──────── STORED DATA

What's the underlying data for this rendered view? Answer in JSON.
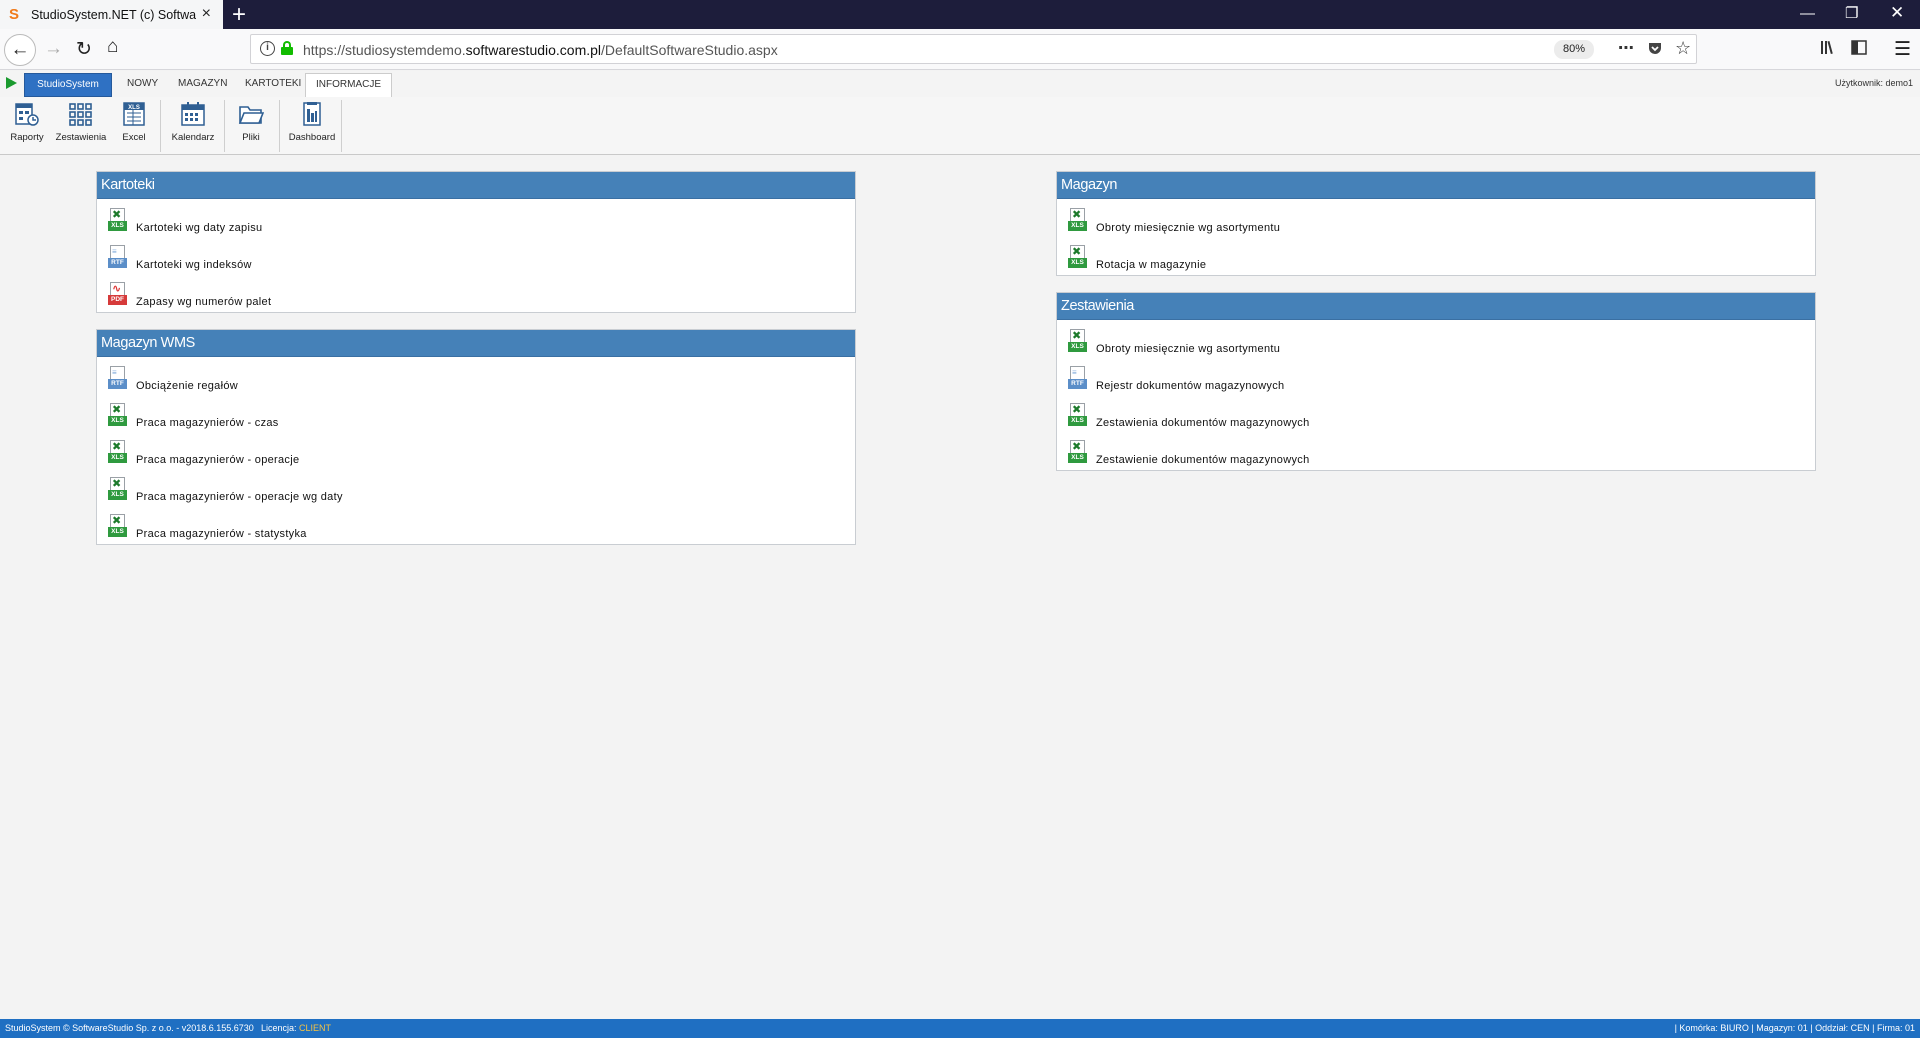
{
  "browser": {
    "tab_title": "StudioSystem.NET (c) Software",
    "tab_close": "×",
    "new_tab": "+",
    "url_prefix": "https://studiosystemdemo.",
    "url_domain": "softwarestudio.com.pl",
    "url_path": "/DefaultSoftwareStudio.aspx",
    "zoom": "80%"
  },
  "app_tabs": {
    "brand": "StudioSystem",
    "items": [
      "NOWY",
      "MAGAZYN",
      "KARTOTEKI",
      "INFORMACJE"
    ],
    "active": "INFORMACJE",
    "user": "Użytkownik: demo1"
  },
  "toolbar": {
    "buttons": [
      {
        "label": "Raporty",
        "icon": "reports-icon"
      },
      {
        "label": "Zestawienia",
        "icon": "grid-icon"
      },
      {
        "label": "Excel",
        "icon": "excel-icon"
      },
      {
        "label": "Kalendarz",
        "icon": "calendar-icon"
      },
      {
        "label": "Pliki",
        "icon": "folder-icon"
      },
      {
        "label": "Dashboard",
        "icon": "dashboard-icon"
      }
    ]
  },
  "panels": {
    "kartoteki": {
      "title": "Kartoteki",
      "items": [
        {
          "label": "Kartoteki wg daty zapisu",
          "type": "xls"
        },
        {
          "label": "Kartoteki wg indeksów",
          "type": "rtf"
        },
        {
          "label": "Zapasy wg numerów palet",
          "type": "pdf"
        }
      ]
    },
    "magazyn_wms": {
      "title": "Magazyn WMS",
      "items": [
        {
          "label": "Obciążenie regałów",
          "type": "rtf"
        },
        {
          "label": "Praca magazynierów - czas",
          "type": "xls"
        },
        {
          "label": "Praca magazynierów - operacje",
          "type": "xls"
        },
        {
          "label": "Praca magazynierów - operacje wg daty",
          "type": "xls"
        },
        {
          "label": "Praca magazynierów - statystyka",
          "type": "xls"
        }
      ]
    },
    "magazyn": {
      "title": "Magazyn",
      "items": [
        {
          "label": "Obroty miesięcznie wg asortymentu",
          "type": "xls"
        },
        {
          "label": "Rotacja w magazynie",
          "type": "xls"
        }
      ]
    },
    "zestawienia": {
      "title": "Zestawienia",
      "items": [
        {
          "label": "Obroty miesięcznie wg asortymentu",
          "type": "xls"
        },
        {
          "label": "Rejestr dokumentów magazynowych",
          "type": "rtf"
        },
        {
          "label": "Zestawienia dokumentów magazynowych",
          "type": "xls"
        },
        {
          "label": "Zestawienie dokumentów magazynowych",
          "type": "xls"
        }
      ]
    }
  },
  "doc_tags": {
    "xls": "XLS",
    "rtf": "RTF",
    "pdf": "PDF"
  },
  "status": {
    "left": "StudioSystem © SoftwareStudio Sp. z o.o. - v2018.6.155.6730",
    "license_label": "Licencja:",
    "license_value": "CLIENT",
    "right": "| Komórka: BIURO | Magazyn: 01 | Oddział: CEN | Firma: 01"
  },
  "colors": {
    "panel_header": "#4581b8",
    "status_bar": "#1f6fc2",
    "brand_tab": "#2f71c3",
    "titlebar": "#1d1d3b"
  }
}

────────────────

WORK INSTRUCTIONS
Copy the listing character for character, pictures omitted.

RESULT OF THIS EXERCISE
What's the underlying data for this rendered view? Answer in JSON.
{
  "browser": {
    "tab_title": "StudioSystem.NET (c) Software",
    "tab_close": "×",
    "new_tab": "+",
    "url_prefix": "https://studiosystemdemo.",
    "url_domain": "softwarestudio.com.pl",
    "url_path": "/DefaultSoftwareStudio.aspx",
    "zoom": "80%"
  },
  "app_tabs": {
    "brand": "StudioSystem",
    "items": [
      "NOWY",
      "MAGAZYN",
      "KARTOTEKI",
      "INFORMACJE"
    ],
    "active": "INFORMACJE",
    "user": "Użytkownik: demo1"
  },
  "toolbar": {
    "buttons": [
      {
        "label": "Raporty",
        "icon": "reports-icon"
      },
      {
        "label": "Zestawienia",
        "icon": "grid-icon"
      },
      {
        "label": "Excel",
        "icon": "excel-icon"
      },
      {
        "label": "Kalendarz",
        "icon": "calendar-icon"
      },
      {
        "label": "Pliki",
        "icon": "folder-icon"
      },
      {
        "label": "Dashboard",
        "icon": "dashboard-icon"
      }
    ]
  },
  "panels": {
    "kartoteki": {
      "title": "Kartoteki",
      "items": [
        {
          "label": "Kartoteki wg daty zapisu",
          "type": "xls"
        },
        {
          "label": "Kartoteki wg indeksów",
          "type": "rtf"
        },
        {
          "label": "Zapasy wg numerów palet",
          "type": "pdf"
        }
      ]
    },
    "magazyn_wms": {
      "title": "Magazyn WMS",
      "items": [
        {
          "label": "Obciążenie regałów",
          "type": "rtf"
        },
        {
          "label": "Praca magazynierów - czas",
          "type": "xls"
        },
        {
          "label": "Praca magazynierów - operacje",
          "type": "xls"
        },
        {
          "label": "Praca magazynierów - operacje wg daty",
          "type": "xls"
        },
        {
          "label": "Praca magazynierów - statystyka",
          "type": "xls"
        }
      ]
    },
    "magazyn": {
      "title": "Magazyn",
      "items": [
        {
          "label": "Obroty miesięcznie wg asortymentu",
          "type": "xls"
        },
        {
          "label": "Rotacja w magazynie",
          "type": "xls"
        }
      ]
    },
    "zestawienia": {
      "title": "Zestawienia",
      "items": [
        {
          "label": "Obroty miesięcznie wg asortymentu",
          "type": "xls"
        },
        {
          "label": "Rejestr dokumentów magazynowych",
          "type": "rtf"
        },
        {
          "label": "Zestawienia dokumentów magazynowych",
          "type": "xls"
        },
        {
          "label": "Zestawienie dokumentów magazynowych",
          "type": "xls"
        }
      ]
    }
  },
  "doc_tags": {
    "xls": "XLS",
    "rtf": "RTF",
    "pdf": "PDF"
  },
  "status": {
    "left": "StudioSystem © SoftwareStudio Sp. z o.o. - v2018.6.155.6730",
    "license_label": "Licencja:",
    "license_value": "CLIENT",
    "right": "| Komórka: BIURO | Magazyn: 01 | Oddział: CEN | Firma: 01"
  },
  "colors": {
    "panel_header": "#4581b8",
    "status_bar": "#1f6fc2",
    "brand_tab": "#2f71c3",
    "titlebar": "#1d1d3b"
  }
}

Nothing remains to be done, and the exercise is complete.